PROBLEM DESCRIPTION
Copy each line of the entries that contains the word "more".

MATERIAL FOR THIS EXERCISE

/---

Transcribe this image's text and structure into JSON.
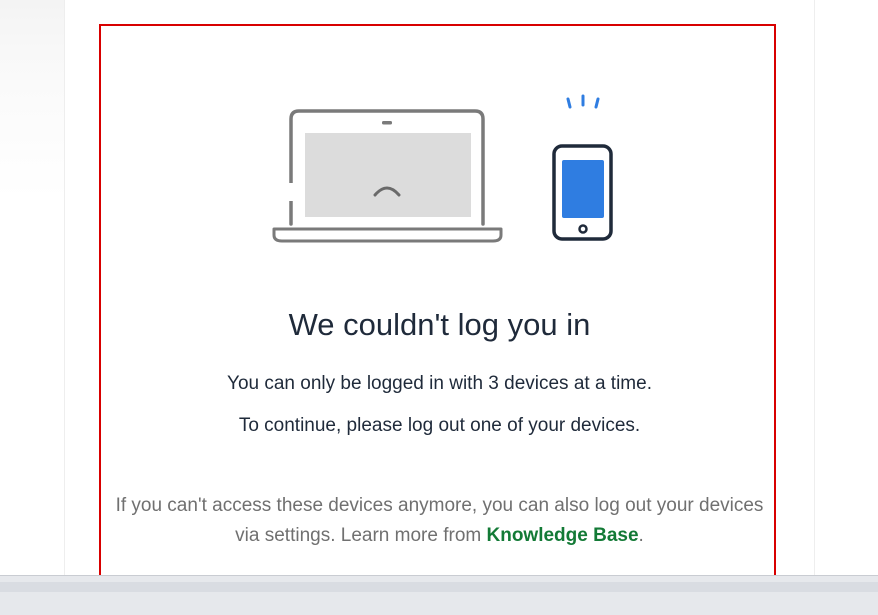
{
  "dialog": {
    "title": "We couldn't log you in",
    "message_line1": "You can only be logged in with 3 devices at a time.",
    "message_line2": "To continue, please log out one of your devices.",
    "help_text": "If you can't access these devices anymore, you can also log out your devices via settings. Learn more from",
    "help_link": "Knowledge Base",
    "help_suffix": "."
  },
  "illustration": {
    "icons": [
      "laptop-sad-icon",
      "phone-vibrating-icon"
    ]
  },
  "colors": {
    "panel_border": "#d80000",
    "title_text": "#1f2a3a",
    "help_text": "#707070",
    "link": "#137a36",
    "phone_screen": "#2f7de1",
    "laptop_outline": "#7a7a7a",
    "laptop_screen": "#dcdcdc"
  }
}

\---
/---

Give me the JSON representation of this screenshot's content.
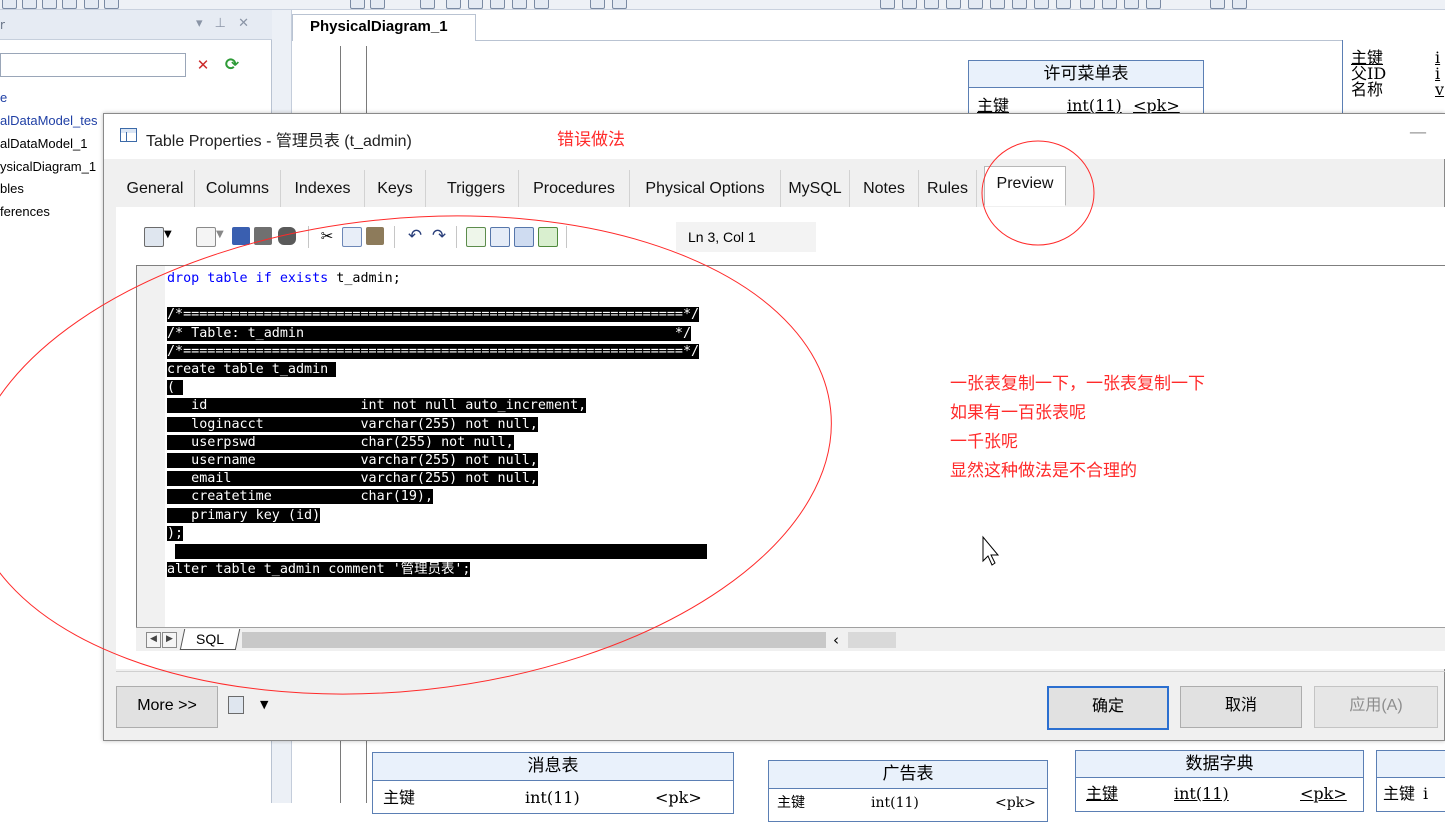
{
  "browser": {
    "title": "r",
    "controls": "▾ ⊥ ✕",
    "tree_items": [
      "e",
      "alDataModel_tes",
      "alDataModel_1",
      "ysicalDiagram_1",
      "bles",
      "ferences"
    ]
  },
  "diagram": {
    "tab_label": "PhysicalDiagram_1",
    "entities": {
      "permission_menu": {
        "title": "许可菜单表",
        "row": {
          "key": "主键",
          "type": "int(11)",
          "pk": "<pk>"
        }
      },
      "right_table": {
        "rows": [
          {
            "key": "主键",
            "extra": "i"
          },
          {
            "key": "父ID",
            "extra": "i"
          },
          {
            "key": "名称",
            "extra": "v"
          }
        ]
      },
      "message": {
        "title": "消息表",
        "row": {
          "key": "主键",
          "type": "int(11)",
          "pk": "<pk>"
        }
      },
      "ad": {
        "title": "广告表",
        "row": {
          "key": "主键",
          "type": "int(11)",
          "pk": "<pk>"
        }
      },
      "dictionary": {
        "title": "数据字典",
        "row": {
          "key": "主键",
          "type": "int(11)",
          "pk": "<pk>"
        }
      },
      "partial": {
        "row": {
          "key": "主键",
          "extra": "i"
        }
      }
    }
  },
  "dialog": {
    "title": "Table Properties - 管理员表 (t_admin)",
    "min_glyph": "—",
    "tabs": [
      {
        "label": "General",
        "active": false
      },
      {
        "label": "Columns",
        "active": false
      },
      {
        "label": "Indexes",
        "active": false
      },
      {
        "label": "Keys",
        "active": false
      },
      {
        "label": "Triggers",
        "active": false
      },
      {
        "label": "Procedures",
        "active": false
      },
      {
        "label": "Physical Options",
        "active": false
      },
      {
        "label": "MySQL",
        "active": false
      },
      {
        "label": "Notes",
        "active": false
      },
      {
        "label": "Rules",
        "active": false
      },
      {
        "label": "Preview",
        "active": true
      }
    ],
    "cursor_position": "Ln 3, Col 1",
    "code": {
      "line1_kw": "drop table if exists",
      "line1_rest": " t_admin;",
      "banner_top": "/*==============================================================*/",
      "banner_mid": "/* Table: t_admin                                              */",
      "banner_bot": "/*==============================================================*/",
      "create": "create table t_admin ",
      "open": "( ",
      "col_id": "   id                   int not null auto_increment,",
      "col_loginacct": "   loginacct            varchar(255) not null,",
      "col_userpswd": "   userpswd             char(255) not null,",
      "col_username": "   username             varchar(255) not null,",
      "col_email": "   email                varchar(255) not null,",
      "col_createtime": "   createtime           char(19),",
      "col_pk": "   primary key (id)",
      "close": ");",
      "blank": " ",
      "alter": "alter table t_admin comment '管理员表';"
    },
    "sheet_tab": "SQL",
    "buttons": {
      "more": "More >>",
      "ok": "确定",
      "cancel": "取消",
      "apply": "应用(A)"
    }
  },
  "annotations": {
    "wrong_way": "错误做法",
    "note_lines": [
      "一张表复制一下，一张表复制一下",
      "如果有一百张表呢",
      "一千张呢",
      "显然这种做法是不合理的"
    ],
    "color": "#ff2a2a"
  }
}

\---

EXERCISE SOLUTION
    "help_text": "If you can't access these devices anymore, you can also log out your devices via settings. Learn more from",
      "more": "More >>",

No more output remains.